“Today’s indictments are only the first wave of charges in what we believe is rampant corruption on the part of some physicians and chiropractors in their dealings with the health care system in general, and California’s Workers’ Compensation System in particular,” said U.S. Attorney Laura Duffy. “This criminal network bought and sold patients like cattle,” said District Attorney Bonnie Dumanis.

One of the indictments alleges that Los Angeles radiologist Ronald Grusd paid bribes to a San Diego chiropractor in exchange for patient referrals. The bribes were funneled to the chiropractor via Grusd’s corporation, Willows Consulting, a shell company. The checks were labeled “professional services,” but this was a sham. In order to further hide the illegal kickbacks, checks were allegedly issued to intermediaries – defendants Alexander Martinez and his father, Ruben – through their front companies, “Line of Sight” and “Desert Blue Moon.” The Martinezes allegedly took their “cut” and then, in turn, paid off the chiropractor.

Grusd’s practice, California Imaging Network Medical Group, has clinics in San Diego, Los Angeles, Beverly Hills, Fresno, Rialto, Santa Ana, Studio City, Bakersfield, Calexico, East Los Angeles, Lancaster, Victorville and Visalia.

In another indictment, allegations say a second San Diego chiropractor, Dr. George Reese, with offices on El Cajon Boulevard, referred patients to a Los Angeles area medical service provider (controlled by attorney Lee Mathis, 70, of San Clemente, and Fernando Valdes, 50, of Westminster, president of Foremost Shockwave Solutions ) in return for bribes. The bribes were set by the conspirators at $100 per patient and paid through an intermediary. After taking a cut amounting to $25 per patient, the intermediary would pay the remaining $75 per patient to Reese. Mathis and Valdes were not arrested, but were ordered to appear in court.

Although disguised as “office rent” payments, the illegal bribes were paid in cash during clandestine exchanges in restaurants and parking lots. For example, $6,000 in cash was allegedly delivered to Reese in the parking lot of the Jolly Roger in Oceanside, hidden in a gift bag. Other times, it was passed in envelopes or stashed inside newspapers. According to the indictment, Reese and his codefendants generated and submitted bills to insurers totaling in the tens of millions of dollars. Most of these treatments involved the providing of “Shockwave therapy,” which uses low energy sound waves to initiate tissue repair. Proceeds from the insurance claims generated through this scheme were allegedly paid to Mathis and Valdes.

In the final indictment, a San Diego chiropractor referred patients to a licensed provider of durable medical equipment, Julian Garcia. In return Garcia paid the chiropractor $50 for each patient – in cash, to disguise the kickbacks. Garcia then improperly billed Workers Comp insurers millions for hot and cold packs for patients who had been secured by bribes.

San Quentin Counselor Gets 6 Months for Comp Fraud

A longtime counselor with the California Department of Corrections and Rehabilitation was sentenced Tuesday to six months in jail for workers’ compensation fraud and related criminal charges.
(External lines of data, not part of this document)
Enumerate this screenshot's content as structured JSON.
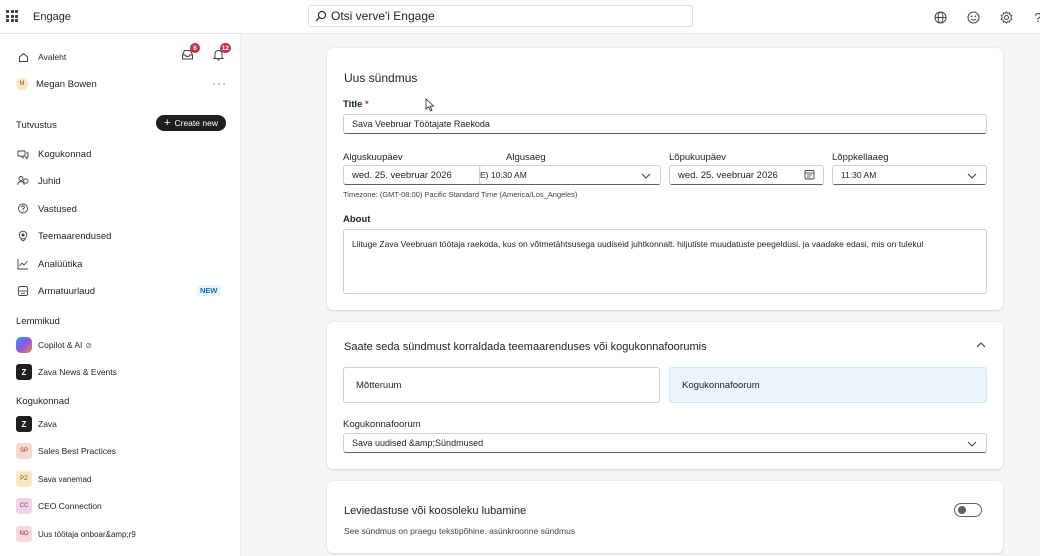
{
  "app": {
    "name": "Engage"
  },
  "search": {
    "placeholder": "Otsi verve'i Engage"
  },
  "topbar": {
    "icons": [
      "globe-icon",
      "smiley-icon",
      "gear-icon",
      "help-icon"
    ]
  },
  "sidebar": {
    "home": {
      "label": "Avaleht",
      "inbox_badge": "6",
      "bell_badge": "12"
    },
    "user": {
      "name": "Megan Bowen",
      "initial": "M"
    },
    "discover_header": "Tutvustus",
    "create_label": "Create new",
    "nav": [
      {
        "label": "Kogukonnad",
        "icon": "communities-icon"
      },
      {
        "label": "Juhid",
        "icon": "leaders-icon"
      },
      {
        "label": "Vastused",
        "icon": "answers-icon"
      },
      {
        "label": "Teemaarendused",
        "icon": "storylines-icon"
      },
      {
        "label": "Analüütika",
        "icon": "analytics-icon"
      },
      {
        "label": "Armatuurlaud",
        "icon": "dashboard-icon"
      }
    ],
    "new_badge": "NEW",
    "favorites_header": "Lemmikud",
    "favorites": [
      {
        "label": "Copilot & AI",
        "icon": "copilot-icon"
      },
      {
        "label": "Zava News & Events",
        "initials": "Z"
      }
    ],
    "communities_header": "Kogukonnad",
    "communities": [
      {
        "label": "Zava",
        "initials": "Z",
        "color": "#1f1f1f",
        "fg": "#ffffff"
      },
      {
        "label": "Sales Best Practices",
        "initials": "SP",
        "color": "#f6d9cf",
        "fg": "#8a3b1f"
      },
      {
        "label": "Sava vanemad",
        "initials": "PZ",
        "color": "#fbe7c4",
        "fg": "#7a5a12"
      },
      {
        "label": "CEO Connection",
        "initials": "CC",
        "color": "#f2d3ee",
        "fg": "#7a2a70"
      },
      {
        "label": "Uus töötaja onboar&amp;r9",
        "initials": "NO",
        "color": "#f6d9dc",
        "fg": "#8a2530"
      }
    ]
  },
  "form": {
    "heading": "Uus sündmus",
    "title_label": "Title",
    "title_required_mark": "*",
    "title_value": "Sava Veebruar Töötajate Raekoda",
    "start_date_label": "Alguskuupäev",
    "start_date_value": "wed. 25. veebruar 2026",
    "start_time_label": "Algusaeg",
    "start_time_value": "E) 10:30 AM",
    "end_date_label": "Lõpukuupäev",
    "end_date_value": "wed. 25. veebruar 2026",
    "end_time_label": "Lõppkellaaeg",
    "end_time_value": "11:30 AM",
    "timezone_note": "Timezone: (GMT-08:00) Pacific Standard Time (America/Los_Angeles)",
    "about_label": "About",
    "about_value": "Liituge   Zava Veebruari töötaja raekoda, kus on võtmetähtsusega uudiseid juhtkonnalt. hiljutiste muudatuste peegeldusi. ja vaadake edasi, mis on tulekul"
  },
  "forum": {
    "heading": "Saate seda sündmust korraldada teemaarenduses või kogukonnafoorumis",
    "option_storyline": "Mõtteruum",
    "option_community": "Kogukonnafoorum",
    "community_label": "Kogukonnafoorum",
    "community_value": "Sava uudised &amp;Sündmused"
  },
  "livestream": {
    "heading": "Leviedastuse või koosoleku lubamine",
    "description": "See sündmus on praegu tekstipõhine. asünkroonne sündmus",
    "enabled": false
  },
  "colors": {
    "accent": "#0f6cbd",
    "selected_bg": "#ebf3fc",
    "badge": "#c4314b"
  }
}
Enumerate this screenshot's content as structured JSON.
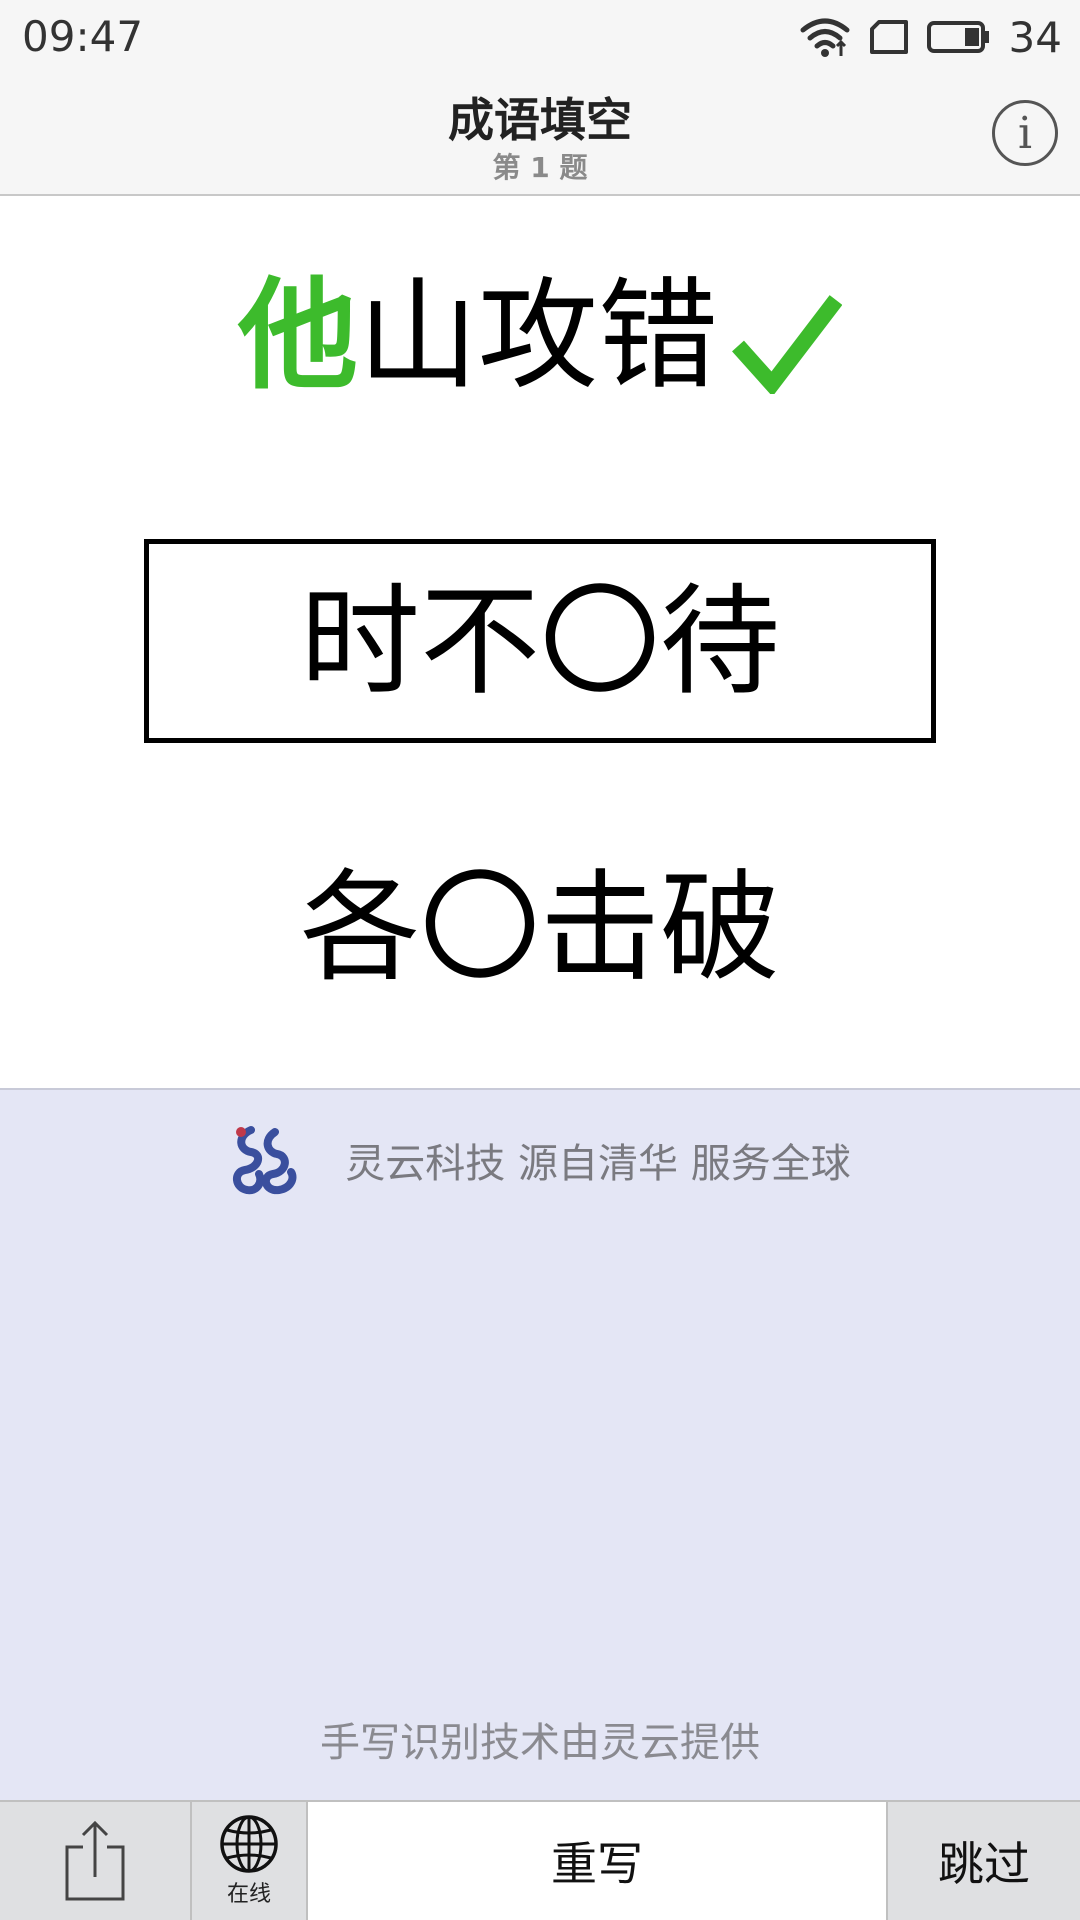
{
  "status_bar": {
    "time": "09:47",
    "battery_percent": "34"
  },
  "header": {
    "title": "成语填空",
    "subtitle": "第 1 题"
  },
  "puzzles": [
    {
      "filled_char": "他",
      "rest": "山攻错",
      "state": "correct"
    },
    {
      "text": "时不〇待",
      "state": "active"
    },
    {
      "text": "各〇击破",
      "state": "pending"
    }
  ],
  "handwriting_area": {
    "slogan": "灵云科技 源自清华 服务全球",
    "credit": "手写识别技术由灵云提供"
  },
  "toolbar": {
    "online_label": "在线",
    "rewrite_label": "重写",
    "skip_label": "跳过"
  },
  "colors": {
    "correct_green": "#3dbb2c",
    "handwrite_bg": "#e4e6f5",
    "toolbar_bg": "#dfe0e2"
  }
}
Hosea Morgan, 55, of Vacaville, worked at San Quentin State Prison. He told doctors starting in 2009 of pain in several parts of his body that kept him from walking, sitting and sleeping. Morgan told doctors that 24 years of altercations and fights with inmates had left him disabled. He received more than $50,000 for his workers’ compensation and medical claims, according to testimony during his September jury trial.

Jurors in the trial watched hours of video surveillance footage of Morgan playing basketball, moving appliances, working out at a local health club and coaching basketball. Morgan was also shown performing in the play “Misery Loves Company” at the Fairfield Center for Creative Arts.
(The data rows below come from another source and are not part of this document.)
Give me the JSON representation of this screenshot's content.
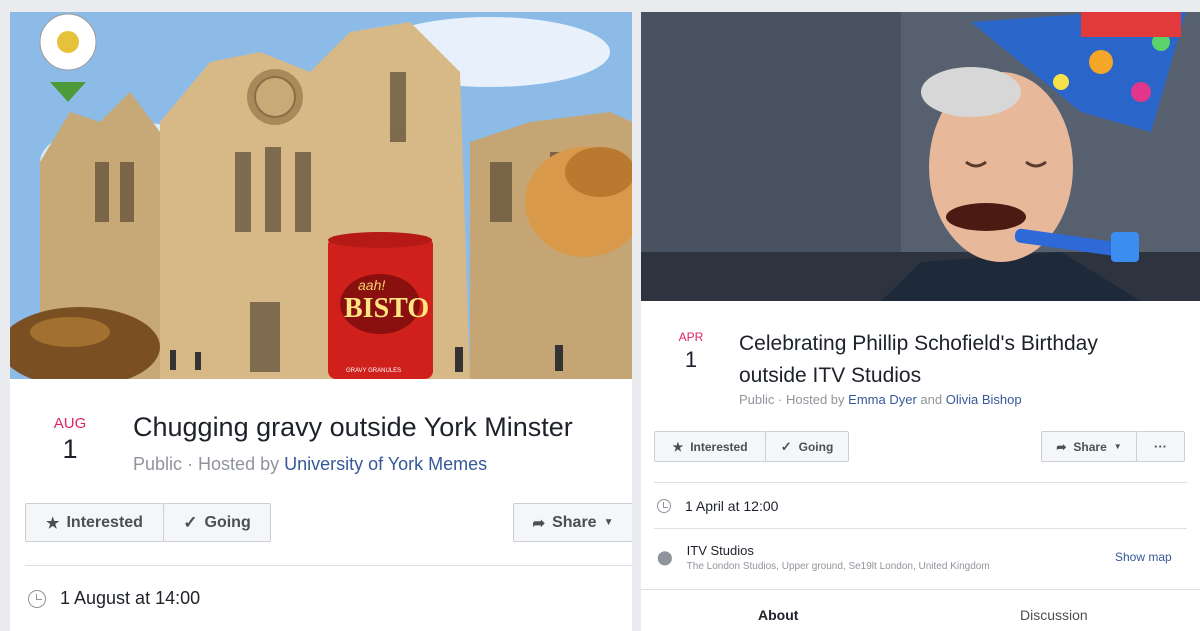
{
  "left_event": {
    "date_month": "AUG",
    "date_day": "1",
    "title": "Chugging gravy outside York Minster",
    "visibility": "Public",
    "hosted_prefix": "· Hosted by",
    "host": "University of York Memes",
    "interested_label": "Interested",
    "going_label": "Going",
    "share_label": "Share",
    "time": "1 August at 14:00",
    "cover_tin_text": "BISTO",
    "cover_tin_subtext": "aah!",
    "cover_tin_bottom": "GRAVY GRANULES"
  },
  "right_event": {
    "date_month": "APR",
    "date_day": "1",
    "title_line1": "Celebrating Phillip Schofield's Birthday",
    "title_line2": "outside ITV Studios",
    "visibility": "Public",
    "hosted_prefix": "· Hosted by",
    "host1": "Emma Dyer",
    "and_text": "and",
    "host2": "Olivia Bishop",
    "interested_label": "Interested",
    "going_label": "Going",
    "share_label": "Share",
    "more_label": "···",
    "time": "1 April at 12:00",
    "location_name": "ITV Studios",
    "location_address": "The London Studios, Upper ground, Se19lt London, United Kingdom",
    "show_map_label": "Show map",
    "tab_about": "About",
    "tab_discussion": "Discussion"
  },
  "colors": {
    "date_month": "#e0245e",
    "link": "#365899",
    "meta_text": "#90949c",
    "background": "#e9ebee"
  }
}
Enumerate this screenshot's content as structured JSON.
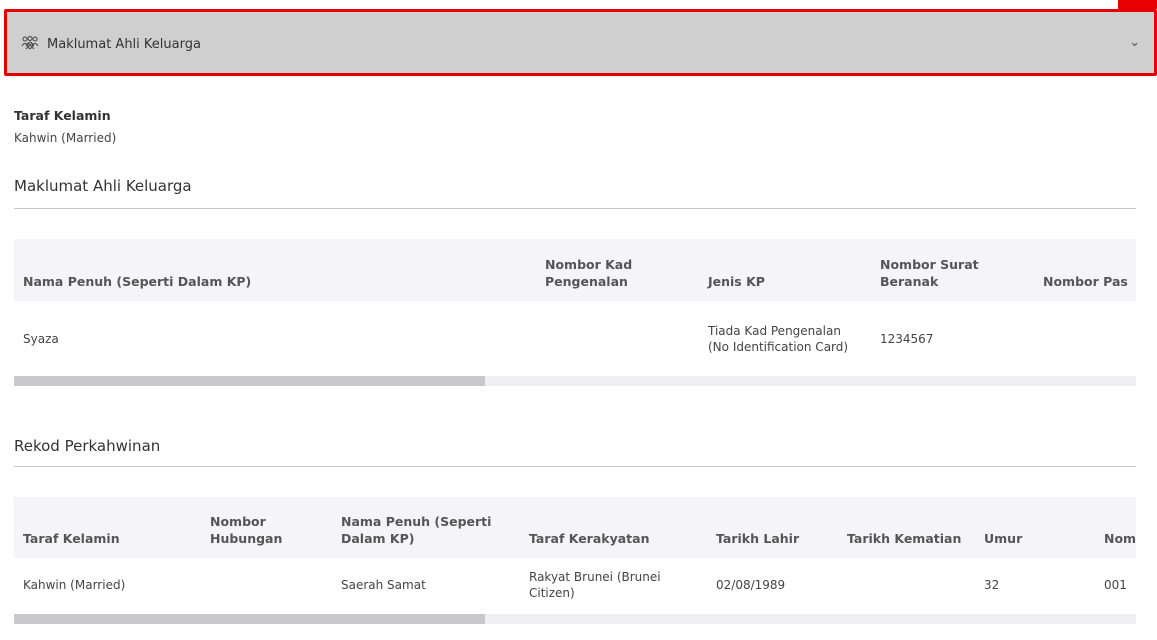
{
  "panel": {
    "title": "Maklumat Ahli Keluarga"
  },
  "marital": {
    "label": "Taraf Kelamin",
    "value": "Kahwin (Married)"
  },
  "family": {
    "title": "Maklumat Ahli Keluarga",
    "headers": [
      "Nama Penuh (Seperti Dalam KP)",
      "Nombor Kad Pengenalan",
      "Jenis KP",
      "Nombor Surat Beranak",
      "Nombor Pas"
    ],
    "rows": [
      [
        "Syaza",
        "",
        "Tiada Kad Pengenalan (No Identification Card)",
        "1234567",
        ""
      ]
    ],
    "scroll_fraction": 0.42
  },
  "marriage": {
    "title": "Rekod Perkahwinan",
    "headers": [
      "Taraf Kelamin",
      "Nombor Hubungan",
      "Nama Penuh (Seperti Dalam KP)",
      "Taraf Kerakyatan",
      "Tarikh Lahir",
      "Tarikh Kematian",
      "Umur",
      "Nombor Pengenalan"
    ],
    "rows": [
      [
        "Kahwin (Married)",
        "",
        "Saerah Samat",
        "Rakyat Brunei (Brunei Citizen)",
        "02/08/1989",
        "",
        "32",
        "001"
      ]
    ],
    "scroll_fraction": 0.42
  }
}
Morgan is set to be back in court in January to determine how much he will be ordered to repay the state during his five years of formal probation that follow his jail time.